Victor Wembanyama’s Comparison
When I look at comparisons for Wembanyama, I keep coming back to Durant. I know that sounds insane, the Frenchman is going to be playing the five for his entire NBA career. Think about it though. Durant has one weakness – he doesn’t get to the rim very well, averaging 1.7 restricted area makes per game last year. For comparison, LeBron and Giannis Antetokounmpo are up around seven restricted area makes per game, and Kawhi Leonard is around five.
Bigger wings in the NBA get to the basket a lot, but KD does not. The reason is with his upright frame, he is not overly quick compared to other wings around the league, and he’s not going to win physical confrontations driving in a straight line. If Durant drives in a straight line and the defender bumps him, he’s going to give ground before the defender does in most cases. This is why he wisely takes advantage of his physical attributes, which are his height and an extremely high release point. Often when Durant gets to the rim, he stops short because he is the best perimeter jump-shooter from five or six feet out in basketball. It’s a shot that other wings would errantly shoot over the rim because they just never practice it, instead going all the way to the basket.
That’s where I see Wembanyama’s shot profile developing. He can do a lot of the Durant stuff where he starts down at the block, sets his defender up, and runs up to the top of the key to shoot a three or a 16-footer. Durant has made a living making a dramatic hesitation and then rising straight up. Wembanyama, however, will operate out of the post more often than Durant.
What Can We Expect From Victor Wembanyama
Right away, Wembanyama will easily average two threes a game and easily a block per game. He will likely be attempting around six shots from deep, if not seven or eight because that is the best shot profile for him. Consider that Towns takes about five per game, but he’s big and strong and has a quick first step. He can physically impose his way to the rim, an aspect Wembanyama would literally have to grow into. Still, at his size, he won’t be slashing to the basketball the way that other wings do. This is why I see a Kevin Durant shot profile. It will be a ton of off-the-catch shooting, pick-and-pop shooting, and eventually more off-the-dribble shooting. Remember, Wembanyama is already one of the most proficient shooting bigs around the world.
Factoring his combination of the Durant shot profile plus the defensive impact he brings, Wembanyama might be the best prospect at his age that I have ever seen. I have a long-standing theory that if KD had embraced the defensive end of the floor earlier in his career and done so consistently, he could have been the GOAT. Obviously, Victor Wembanyama has miles and miles to go to get where KD is, but defensively he has the ability to be everything KD could have been and then some. That’s why he’s “the unicorn of the unicorns”.
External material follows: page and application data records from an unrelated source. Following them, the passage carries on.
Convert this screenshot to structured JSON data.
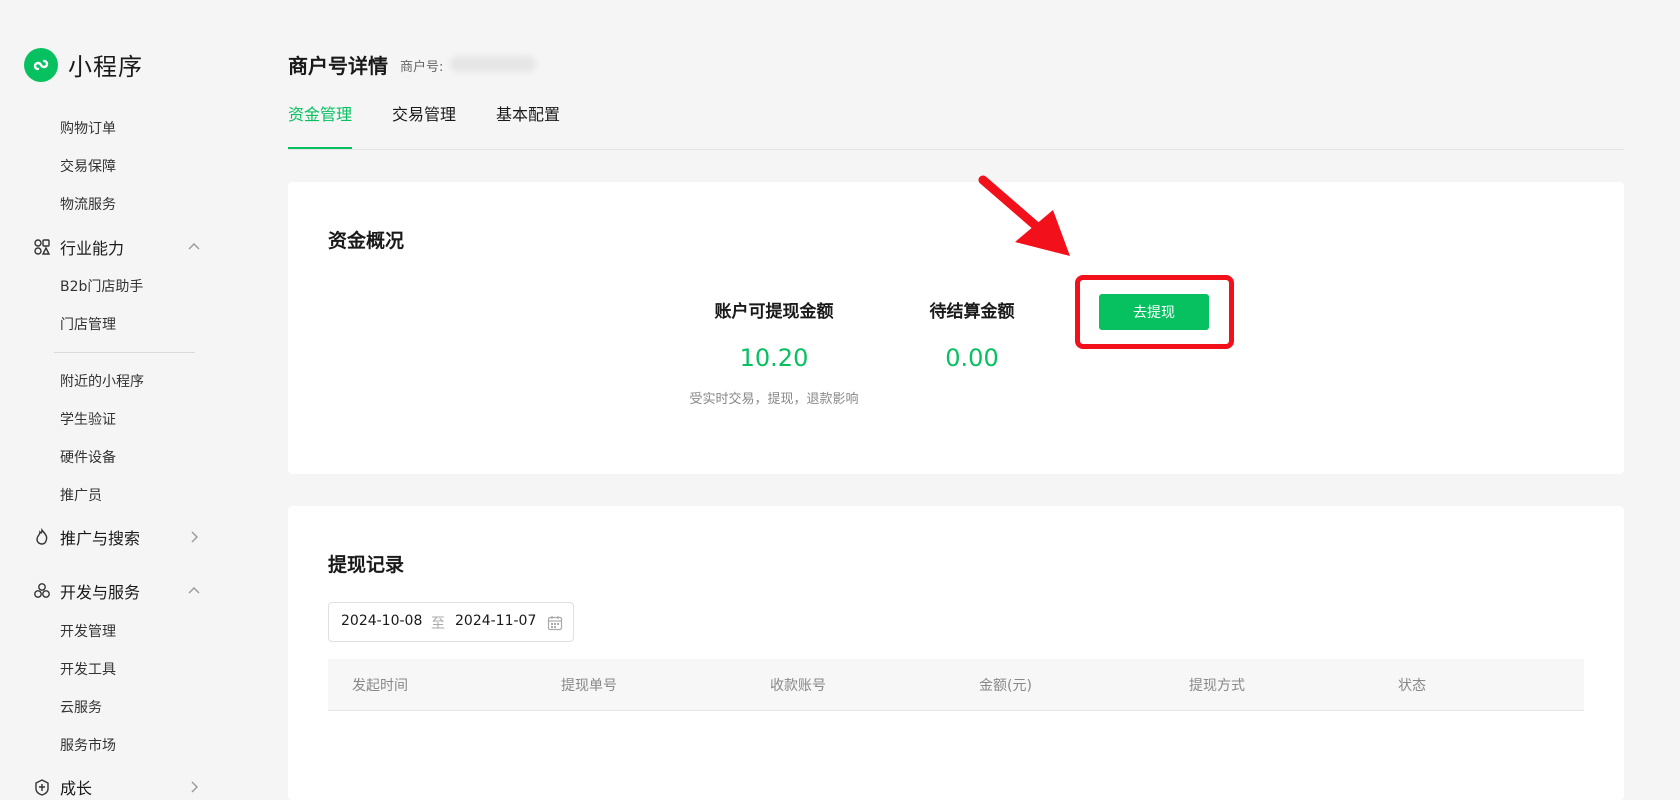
{
  "app": {
    "logo_text": "小程序"
  },
  "sidebar": {
    "items_top": [
      "购物订单",
      "交易保障",
      "物流服务"
    ],
    "group_industry": "行业能力",
    "items_industry": [
      "B2b门店助手",
      "门店管理"
    ],
    "items_misc": [
      "附近的小程序",
      "学生验证",
      "硬件设备",
      "推广员"
    ],
    "group_promo": "推广与搜索",
    "group_dev": "开发与服务",
    "items_dev": [
      "开发管理",
      "开发工具",
      "云服务",
      "服务市场"
    ],
    "group_growth": "成长"
  },
  "header": {
    "title": "商户号详情",
    "merchant_label": "商户号:"
  },
  "tabs": [
    "资金管理",
    "交易管理",
    "基本配置"
  ],
  "overview": {
    "title": "资金概况",
    "available_label": "账户可提现金额",
    "available_value": "10.20",
    "available_note": "受实时交易，提现，退款影响",
    "pending_label": "待结算金额",
    "pending_value": "0.00",
    "withdraw_button": "去提现"
  },
  "records": {
    "title": "提现记录",
    "date_start": "2024-10-08",
    "date_sep": "至",
    "date_end": "2024-11-07",
    "columns": [
      "发起时间",
      "提现单号",
      "收款账号",
      "金额(元)",
      "提现方式",
      "状态"
    ]
  },
  "colors": {
    "accent": "#07c160",
    "highlight": "#f2101a"
  }
}
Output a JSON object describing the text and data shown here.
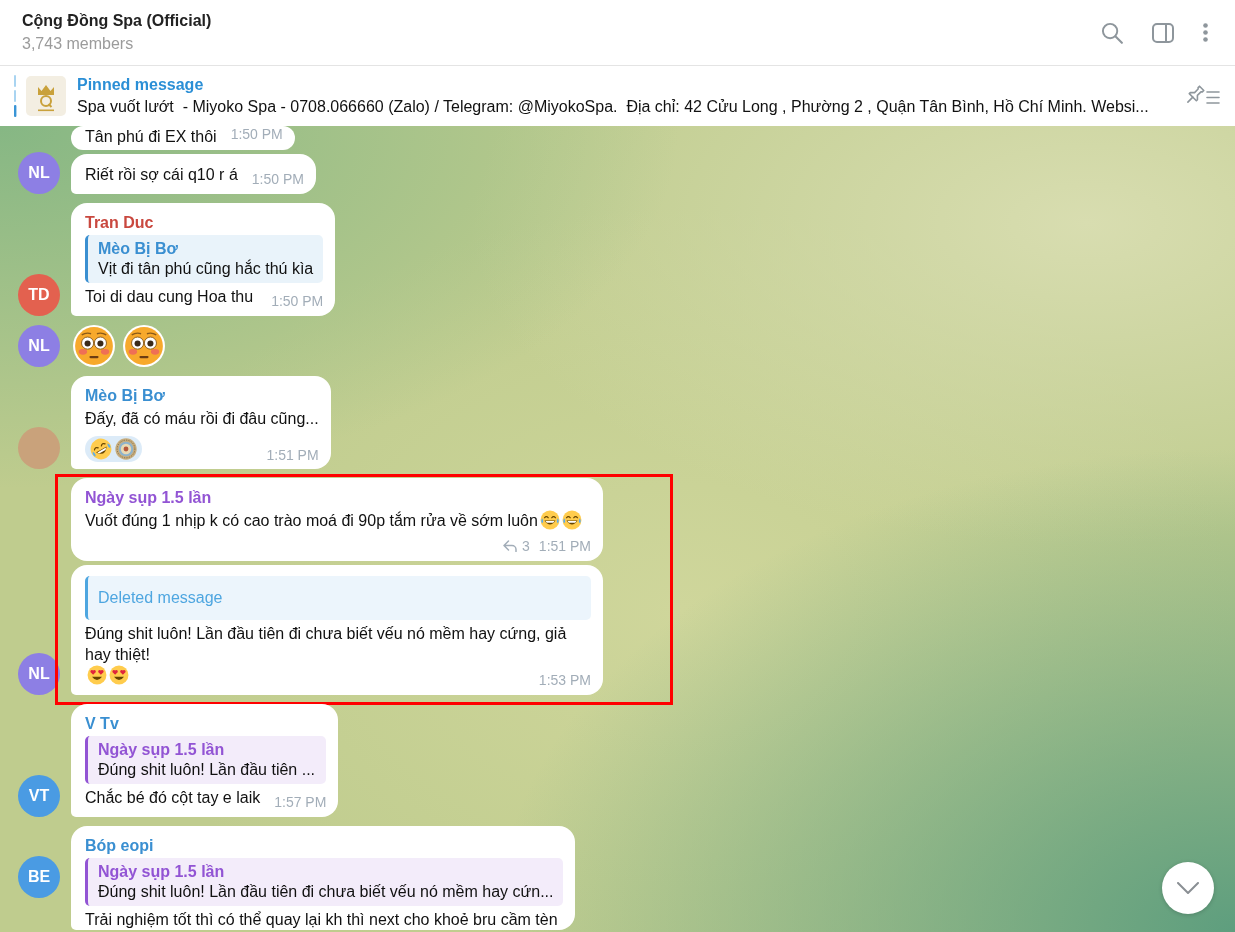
{
  "header": {
    "title": "Cộng Đồng Spa (Official)",
    "subtitle": "3,743 members"
  },
  "pinned": {
    "label": "Pinned message",
    "text": "Spa vuốt lướt  - Miyoko Spa - 0708.066660 (Zalo) / Telegram: @MiyokoSpa.  Địa chỉ: 42 Cửu Long , Phường 2 , Quận Tân Bình, Hồ Chí Minh. Websi..."
  },
  "groups": [
    {
      "avatar": {
        "kind": "initials",
        "initials": "NL",
        "color": "#8d7fe4"
      },
      "highlighted": false,
      "bubbles": [
        {
          "kind": "text",
          "text": "Tân phú đi EX thôi",
          "time": "1:50 PM"
        },
        {
          "kind": "text",
          "text": "Riết rồi sợ cái q10 r á",
          "time": "1:50 PM"
        }
      ]
    },
    {
      "avatar": {
        "kind": "initials",
        "initials": "TD",
        "color": "#e3614f"
      },
      "highlighted": false,
      "bubbles": [
        {
          "kind": "text",
          "sender": {
            "name": "Tran Duc",
            "color": "#c9483f"
          },
          "reply": {
            "kind": "quote",
            "author": "Mèo Bị Bơ",
            "color": "#3a8fd1",
            "text": "Vịt đi tân phú cũng hắc thú kìa"
          },
          "text": "Toi di dau cung Hoa thu",
          "time": "1:50 PM"
        }
      ]
    },
    {
      "avatar": {
        "kind": "initials",
        "initials": "NL",
        "color": "#8d7fe4"
      },
      "highlighted": false,
      "bubbles": [
        {
          "kind": "stickers",
          "stickers": [
            {
              "kind": "flushed"
            },
            {
              "kind": "flushed"
            }
          ]
        }
      ]
    },
    {
      "avatar": {
        "kind": "photo"
      },
      "highlighted": false,
      "bubbles": [
        {
          "kind": "text",
          "sender": {
            "name": "Mèo Bị Bơ",
            "color": "#3a8fd1"
          },
          "text": "Đấy, đã có máu rồi đi đâu cũng...",
          "reactions": [
            {
              "kind": "rolling-laughing"
            },
            {
              "kind": "medallion"
            }
          ],
          "time": "1:51 PM"
        }
      ]
    },
    {
      "avatar": {
        "kind": "initials",
        "initials": "NL",
        "color": "#8d7fe4"
      },
      "highlighted": true,
      "bubbles": [
        {
          "kind": "text",
          "sender": {
            "name": "Ngày sụp 1.5 lần",
            "color": "#9254d4"
          },
          "text": "Vuốt đúng 1 nhịp k có cao trào moá đi 90p tắm rửa về sớm luôn",
          "emoji": [
            {
              "kind": "tears-of-joy"
            },
            {
              "kind": "tears-of-joy"
            }
          ],
          "reply_count": "3",
          "time": "1:51 PM"
        },
        {
          "kind": "text",
          "reply": {
            "kind": "deleted",
            "color": "#4ea6e0",
            "text": "Deleted message"
          },
          "text": "Đúng shit luôn! Lần đầu tiên đi chưa biết vếu nó mềm hay cứng, giả hay thiệt!",
          "emoji": [
            {
              "kind": "heart-eyes"
            },
            {
              "kind": "heart-eyes"
            }
          ],
          "time": "1:53 PM"
        }
      ]
    },
    {
      "avatar": {
        "kind": "initials",
        "initials": "VT",
        "color": "#4a9be3"
      },
      "highlighted": false,
      "bubbles": [
        {
          "kind": "text",
          "sender": {
            "name": "V Tv",
            "color": "#3a8fd1"
          },
          "reply": {
            "kind": "quote",
            "author": "Ngày sụp 1.5 lần",
            "color": "#9254d4",
            "text": "Đúng shit luôn! Lần đầu tiên ..."
          },
          "text": "Chắc bé đó cột tay e laik",
          "time": "1:57 PM"
        }
      ]
    },
    {
      "avatar": {
        "kind": "initials",
        "initials": "BE",
        "color": "#4a9be3"
      },
      "highlighted": false,
      "bubbles": [
        {
          "kind": "text",
          "sender": {
            "name": "Bóp eopi",
            "color": "#3a8fd1"
          },
          "reply": {
            "kind": "quote",
            "author": "Ngày sụp 1.5 lần",
            "color": "#9254d4",
            "text": "Đúng shit luôn! Lần đầu tiên đi chưa biết vếu nó mềm hay cứn..."
          },
          "text": "Trải nghiệm tốt thì có thể quay lại kh thì next cho khoẻ bru cầm tèn"
        }
      ]
    }
  ]
}
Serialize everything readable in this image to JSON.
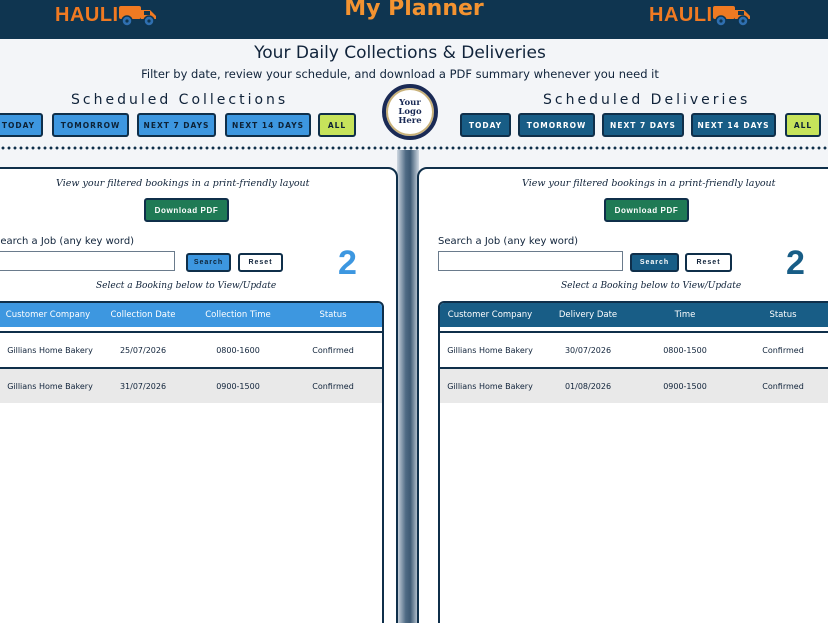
{
  "header": {
    "brand": "HAULI",
    "app_title": "My Planner",
    "colors": {
      "bar": "#0f3550",
      "brand": "#f07a22",
      "title": "#f39331"
    }
  },
  "intro": {
    "headline": "Your Daily Collections & Deliveries",
    "subline": "Filter by date, review your schedule, and download a PDF summary whenever you need it"
  },
  "logo_placeholder": {
    "line1": "Your",
    "line2": "Logo",
    "line3": "Here"
  },
  "collections": {
    "title": "Scheduled Collections",
    "filters": [
      "TODAY",
      "TOMORROW",
      "NEXT 7 DAYS",
      "NEXT 14 DAYS",
      "ALL"
    ],
    "note": "View your filtered bookings in a print-friendly layout",
    "pdf_label": "Download PDF",
    "search_label": "Search a Job (any key word)",
    "search_value": "",
    "search_button": "Search",
    "reset_button": "Reset",
    "count": "2",
    "select_hint": "Select a Booking below to View/Update",
    "columns": [
      "Customer Company",
      "Collection Date",
      "Collection Time",
      "Status"
    ],
    "rows": [
      [
        "Gillians Home Bakery",
        "25/07/2026",
        "0800-1600",
        "Confirmed"
      ],
      [
        "Gillians Home Bakery",
        "31/07/2026",
        "0900-1500",
        "Confirmed"
      ]
    ],
    "accent": "#3d97e0"
  },
  "deliveries": {
    "title": "Scheduled Deliveries",
    "filters": [
      "TODAY",
      "TOMORROW",
      "NEXT 7 DAYS",
      "NEXT 14 DAYS",
      "ALL"
    ],
    "note": "View your filtered bookings in a print-friendly layout",
    "pdf_label": "Download PDF",
    "search_label": "Search a Job (any key word)",
    "search_value": "",
    "search_button": "Search",
    "reset_button": "Reset",
    "count": "2",
    "select_hint": "Select a Booking below to View/Update",
    "columns": [
      "Customer Company",
      "Delivery Date",
      "Time",
      "Status"
    ],
    "rows": [
      [
        "Gillians Home Bakery",
        "30/07/2026",
        "0800-1500",
        "Confirmed"
      ],
      [
        "Gillians Home Bakery",
        "01/08/2026",
        "0900-1500",
        "Confirmed"
      ]
    ],
    "accent": "#185d86"
  }
}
One-legged threes are going to take over the NBA. They’re effortless, you can carry your momentum through the shot, and you don’t have to decelerate, so it’s a great quick shot coming off of a screen, and hard to predict. It’s overall not a crazy shot and it can be hit consistently.)